# Problem statement
Return the full set of records, matching them character for character.

Excerpted data section start

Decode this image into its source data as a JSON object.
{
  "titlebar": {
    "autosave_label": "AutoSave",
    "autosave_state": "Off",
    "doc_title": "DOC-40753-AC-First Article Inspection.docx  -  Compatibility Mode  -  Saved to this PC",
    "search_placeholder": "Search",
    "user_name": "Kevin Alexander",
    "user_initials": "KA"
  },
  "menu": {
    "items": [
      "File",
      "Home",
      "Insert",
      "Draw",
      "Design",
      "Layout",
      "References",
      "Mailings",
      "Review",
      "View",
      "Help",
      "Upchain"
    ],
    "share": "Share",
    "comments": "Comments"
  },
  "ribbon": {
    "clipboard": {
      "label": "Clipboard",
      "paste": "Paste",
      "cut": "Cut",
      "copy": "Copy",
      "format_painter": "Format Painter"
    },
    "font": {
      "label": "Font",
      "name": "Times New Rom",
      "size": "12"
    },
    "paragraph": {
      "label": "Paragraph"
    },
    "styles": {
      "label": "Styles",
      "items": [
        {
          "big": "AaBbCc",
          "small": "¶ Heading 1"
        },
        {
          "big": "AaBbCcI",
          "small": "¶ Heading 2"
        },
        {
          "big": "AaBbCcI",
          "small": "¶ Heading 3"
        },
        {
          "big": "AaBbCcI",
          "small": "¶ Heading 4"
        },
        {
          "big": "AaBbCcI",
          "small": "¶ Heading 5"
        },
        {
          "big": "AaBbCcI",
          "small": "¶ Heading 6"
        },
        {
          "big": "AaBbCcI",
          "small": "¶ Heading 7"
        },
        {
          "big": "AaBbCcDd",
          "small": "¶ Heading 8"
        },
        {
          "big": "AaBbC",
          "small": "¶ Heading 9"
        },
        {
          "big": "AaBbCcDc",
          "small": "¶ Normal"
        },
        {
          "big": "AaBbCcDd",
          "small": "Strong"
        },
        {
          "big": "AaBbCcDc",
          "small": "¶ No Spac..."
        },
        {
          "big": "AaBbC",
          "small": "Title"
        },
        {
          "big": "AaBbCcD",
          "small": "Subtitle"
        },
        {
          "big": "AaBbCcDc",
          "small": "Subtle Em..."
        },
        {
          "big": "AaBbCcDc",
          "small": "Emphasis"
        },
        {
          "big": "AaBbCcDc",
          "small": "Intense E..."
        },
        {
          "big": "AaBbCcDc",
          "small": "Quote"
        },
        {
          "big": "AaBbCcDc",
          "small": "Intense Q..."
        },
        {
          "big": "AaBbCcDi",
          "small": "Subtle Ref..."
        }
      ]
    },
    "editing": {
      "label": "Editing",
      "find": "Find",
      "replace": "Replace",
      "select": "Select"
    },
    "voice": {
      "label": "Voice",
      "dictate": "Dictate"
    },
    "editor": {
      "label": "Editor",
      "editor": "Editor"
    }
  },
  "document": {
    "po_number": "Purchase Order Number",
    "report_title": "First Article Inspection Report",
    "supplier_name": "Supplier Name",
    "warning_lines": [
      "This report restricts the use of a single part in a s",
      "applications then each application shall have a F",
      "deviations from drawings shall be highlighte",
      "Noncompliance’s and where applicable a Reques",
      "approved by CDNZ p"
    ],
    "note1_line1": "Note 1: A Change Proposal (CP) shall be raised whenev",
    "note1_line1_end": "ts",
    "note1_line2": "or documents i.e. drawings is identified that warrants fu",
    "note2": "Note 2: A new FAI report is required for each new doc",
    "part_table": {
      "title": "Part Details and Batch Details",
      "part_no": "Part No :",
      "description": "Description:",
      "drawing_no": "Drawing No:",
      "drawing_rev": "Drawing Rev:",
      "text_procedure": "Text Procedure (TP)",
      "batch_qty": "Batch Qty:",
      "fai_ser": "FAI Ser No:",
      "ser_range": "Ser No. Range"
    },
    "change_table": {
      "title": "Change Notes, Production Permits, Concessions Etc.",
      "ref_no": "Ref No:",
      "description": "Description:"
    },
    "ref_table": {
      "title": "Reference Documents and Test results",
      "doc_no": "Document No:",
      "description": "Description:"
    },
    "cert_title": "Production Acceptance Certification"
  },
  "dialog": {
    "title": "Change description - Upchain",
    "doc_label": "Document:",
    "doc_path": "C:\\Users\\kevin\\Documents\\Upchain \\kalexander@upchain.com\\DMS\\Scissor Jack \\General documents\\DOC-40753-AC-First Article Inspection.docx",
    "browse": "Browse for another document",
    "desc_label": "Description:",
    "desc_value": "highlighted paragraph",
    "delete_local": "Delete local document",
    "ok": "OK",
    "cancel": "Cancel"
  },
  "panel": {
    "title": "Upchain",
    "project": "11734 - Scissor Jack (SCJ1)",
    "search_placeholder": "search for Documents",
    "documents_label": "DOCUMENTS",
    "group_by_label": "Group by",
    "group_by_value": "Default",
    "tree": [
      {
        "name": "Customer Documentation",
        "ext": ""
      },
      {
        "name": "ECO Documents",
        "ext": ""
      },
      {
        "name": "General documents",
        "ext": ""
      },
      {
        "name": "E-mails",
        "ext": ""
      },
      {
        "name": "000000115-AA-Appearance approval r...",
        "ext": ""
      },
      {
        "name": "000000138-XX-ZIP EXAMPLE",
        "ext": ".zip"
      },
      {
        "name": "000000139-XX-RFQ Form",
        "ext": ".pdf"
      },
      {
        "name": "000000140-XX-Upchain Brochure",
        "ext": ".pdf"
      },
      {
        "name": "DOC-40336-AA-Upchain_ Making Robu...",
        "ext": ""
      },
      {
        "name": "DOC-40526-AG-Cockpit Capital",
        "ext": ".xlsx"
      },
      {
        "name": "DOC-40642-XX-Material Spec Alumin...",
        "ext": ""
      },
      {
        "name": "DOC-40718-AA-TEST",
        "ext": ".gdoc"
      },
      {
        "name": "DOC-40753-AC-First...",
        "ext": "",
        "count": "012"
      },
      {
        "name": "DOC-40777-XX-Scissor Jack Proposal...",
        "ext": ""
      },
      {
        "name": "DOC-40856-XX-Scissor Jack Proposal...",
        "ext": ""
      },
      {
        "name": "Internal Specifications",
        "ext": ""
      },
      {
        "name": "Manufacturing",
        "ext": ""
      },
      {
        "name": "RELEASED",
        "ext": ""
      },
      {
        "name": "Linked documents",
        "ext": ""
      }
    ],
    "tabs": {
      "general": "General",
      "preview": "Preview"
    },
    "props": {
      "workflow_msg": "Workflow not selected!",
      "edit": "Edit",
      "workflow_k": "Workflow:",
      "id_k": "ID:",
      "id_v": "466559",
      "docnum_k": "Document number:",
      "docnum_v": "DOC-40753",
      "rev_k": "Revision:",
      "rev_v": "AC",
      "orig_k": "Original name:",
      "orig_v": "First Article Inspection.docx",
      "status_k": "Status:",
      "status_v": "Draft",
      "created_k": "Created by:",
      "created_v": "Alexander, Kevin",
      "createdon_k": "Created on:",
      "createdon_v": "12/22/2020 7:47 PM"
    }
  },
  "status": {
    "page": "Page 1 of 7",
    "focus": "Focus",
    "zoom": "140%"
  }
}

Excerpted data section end

# Exercise solution
Decode this image into its source data as a JSON object.
{
  "titlebar": {
    "autosave_label": "AutoSave",
    "autosave_state": "Off",
    "doc_title": "DOC-40753-AC-First Article Inspection.docx  -  Compatibility Mode  -  Saved to this PC",
    "search_placeholder": "Search",
    "user_name": "Kevin Alexander",
    "user_initials": "KA"
  },
  "menu": {
    "items": [
      "File",
      "Home",
      "Insert",
      "Draw",
      "Design",
      "Layout",
      "References",
      "Mailings",
      "Review",
      "View",
      "Help",
      "Upchain"
    ],
    "share": "Share",
    "comments": "Comments"
  },
  "ribbon": {
    "clipboard": {
      "label": "Clipboard",
      "paste": "Paste",
      "cut": "Cut",
      "copy": "Copy",
      "format_painter": "Format Painter"
    },
    "font": {
      "label": "Font",
      "name": "Times New Rom",
      "size": "12"
    },
    "paragraph": {
      "label": "Paragraph"
    },
    "styles": {
      "label": "Styles",
      "items": [
        {
          "big": "AaBbCc",
          "small": "¶ Heading 1"
        },
        {
          "big": "AaBbCcI",
          "small": "¶ Heading 2"
        },
        {
          "big": "AaBbCcI",
          "small": "¶ Heading 3"
        },
        {
          "big": "AaBbCcI",
          "small": "¶ Heading 4"
        },
        {
          "big": "AaBbCcI",
          "small": "¶ Heading 5"
        },
        {
          "big": "AaBbCcI",
          "small": "¶ Heading 6"
        },
        {
          "big": "AaBbCcI",
          "small": "¶ Heading 7"
        },
        {
          "big": "AaBbCcDd",
          "small": "¶ Heading 8"
        },
        {
          "big": "AaBbC",
          "small": "¶ Heading 9"
        },
        {
          "big": "AaBbCcDc",
          "small": "¶ Normal"
        },
        {
          "big": "AaBbCcDd",
          "small": "Strong"
        },
        {
          "big": "AaBbCcDc",
          "small": "¶ No Spac..."
        },
        {
          "big": "AaBbC",
          "small": "Title"
        },
        {
          "big": "AaBbCcD",
          "small": "Subtitle"
        },
        {
          "big": "AaBbCcDc",
          "small": "Subtle Em..."
        },
        {
          "big": "AaBbCcDc",
          "small": "Emphasis"
        },
        {
          "big": "AaBbCcDc",
          "small": "Intense E..."
        },
        {
          "big": "AaBbCcDc",
          "small": "Quote"
        },
        {
          "big": "AaBbCcDc",
          "small": "Intense Q..."
        },
        {
          "big": "AaBbCcDi",
          "small": "Subtle Ref..."
        }
      ]
    },
    "editing": {
      "label": "Editing",
      "find": "Find",
      "replace": "Replace",
      "select": "Select"
    },
    "voice": {
      "label": "Voice",
      "dictate": "Dictate"
    },
    "editor": {
      "label": "Editor",
      "editor": "Editor"
    }
  },
  "document": {
    "po_number": "Purchase Order Number",
    "report_title": "First Article Inspection Report",
    "supplier_name": "Supplier Name",
    "warning_lines": [
      "This report restricts the use of a single part in a s",
      "applications then each application shall have a F",
      "deviations from drawings shall be highlighte",
      "Noncompliance’s and where applicable a Reques",
      "approved by CDNZ p"
    ],
    "note1_line1": "Note 1: A Change Proposal (CP) shall be raised whenev",
    "note1_line1_end": "ts",
    "note1_line2": "or documents i.e. drawings is identified that warrants fu",
    "note2": "Note 2: A new FAI report is required for each new doc",
    "part_table": {
      "title": "Part Details and Batch Details",
      "part_no": "Part No :",
      "description": "Description:",
      "drawing_no": "Drawing No:",
      "drawing_rev": "Drawing Rev:",
      "text_procedure": "Text Procedure (TP)",
      "batch_qty": "Batch Qty:",
      "fai_ser": "FAI Ser No:",
      "ser_range": "Ser No. Range"
    },
    "change_table": {
      "title": "Change Notes, Production Permits, Concessions Etc.",
      "ref_no": "Ref No:",
      "description": "Description:"
    },
    "ref_table": {
      "title": "Reference Documents and Test results",
      "doc_no": "Document No:",
      "description": "Description:"
    },
    "cert_title": "Production Acceptance Certification"
  },
  "dialog": {
    "title": "Change description - Upchain",
    "doc_label": "Document:",
    "doc_path": "C:\\Users\\kevin\\Documents\\Upchain \\kalexander@upchain.com\\DMS\\Scissor Jack \\General documents\\DOC-40753-AC-First Article Inspection.docx",
    "browse": "Browse for another document",
    "desc_label": "Description:",
    "desc_value": "highlighted paragraph",
    "delete_local": "Delete local document",
    "ok": "OK",
    "cancel": "Cancel"
  },
  "panel": {
    "title": "Upchain",
    "project": "11734 - Scissor Jack (SCJ1)",
    "search_placeholder": "search for Documents",
    "documents_label": "DOCUMENTS",
    "group_by_label": "Group by",
    "group_by_value": "Default",
    "tree": [
      {
        "name": "Customer Documentation",
        "ext": ""
      },
      {
        "name": "ECO Documents",
        "ext": ""
      },
      {
        "name": "General documents",
        "ext": ""
      },
      {
        "name": "E-mails",
        "ext": ""
      },
      {
        "name": "000000115-AA-Appearance approval r...",
        "ext": ""
      },
      {
        "name": "000000138-XX-ZIP EXAMPLE",
        "ext": ".zip"
      },
      {
        "name": "000000139-XX-RFQ Form",
        "ext": ".pdf"
      },
      {
        "name": "000000140-XX-Upchain Brochure",
        "ext": ".pdf"
      },
      {
        "name": "DOC-40336-AA-Upchain_ Making Robu...",
        "ext": ""
      },
      {
        "name": "DOC-40526-AG-Cockpit Capital",
        "ext": ".xlsx"
      },
      {
        "name": "DOC-40642-XX-Material Spec Alumin...",
        "ext": ""
      },
      {
        "name": "DOC-40718-AA-TEST",
        "ext": ".gdoc"
      },
      {
        "name": "DOC-40753-AC-First...",
        "ext": "",
        "count": "012"
      },
      {
        "name": "DOC-40777-XX-Scissor Jack Proposal...",
        "ext": ""
      },
      {
        "name": "DOC-40856-XX-Scissor Jack Proposal...",
        "ext": ""
      },
      {
        "name": "Internal Specifications",
        "ext": ""
      },
      {
        "name": "Manufacturing",
        "ext": ""
      },
      {
        "name": "RELEASED",
        "ext": ""
      },
      {
        "name": "Linked documents",
        "ext": ""
      }
    ],
    "tabs": {
      "general": "General",
      "preview": "Preview"
    },
    "props": {
      "workflow_msg": "Workflow not selected!",
      "edit": "Edit",
      "workflow_k": "Workflow:",
      "id_k": "ID:",
      "id_v": "466559",
      "docnum_k": "Document number:",
      "docnum_v": "DOC-40753",
      "rev_k": "Revision:",
      "rev_v": "AC",
      "orig_k": "Original name:",
      "orig_v": "First Article Inspection.docx",
      "status_k": "Status:",
      "status_v": "Draft",
      "created_k": "Created by:",
      "created_v": "Alexander, Kevin",
      "createdon_k": "Created on:",
      "createdon_v": "12/22/2020 7:47 PM"
    }
  },
  "status": {
    "page": "Page 1 of 7",
    "focus": "Focus",
    "zoom": "140%"
  }
}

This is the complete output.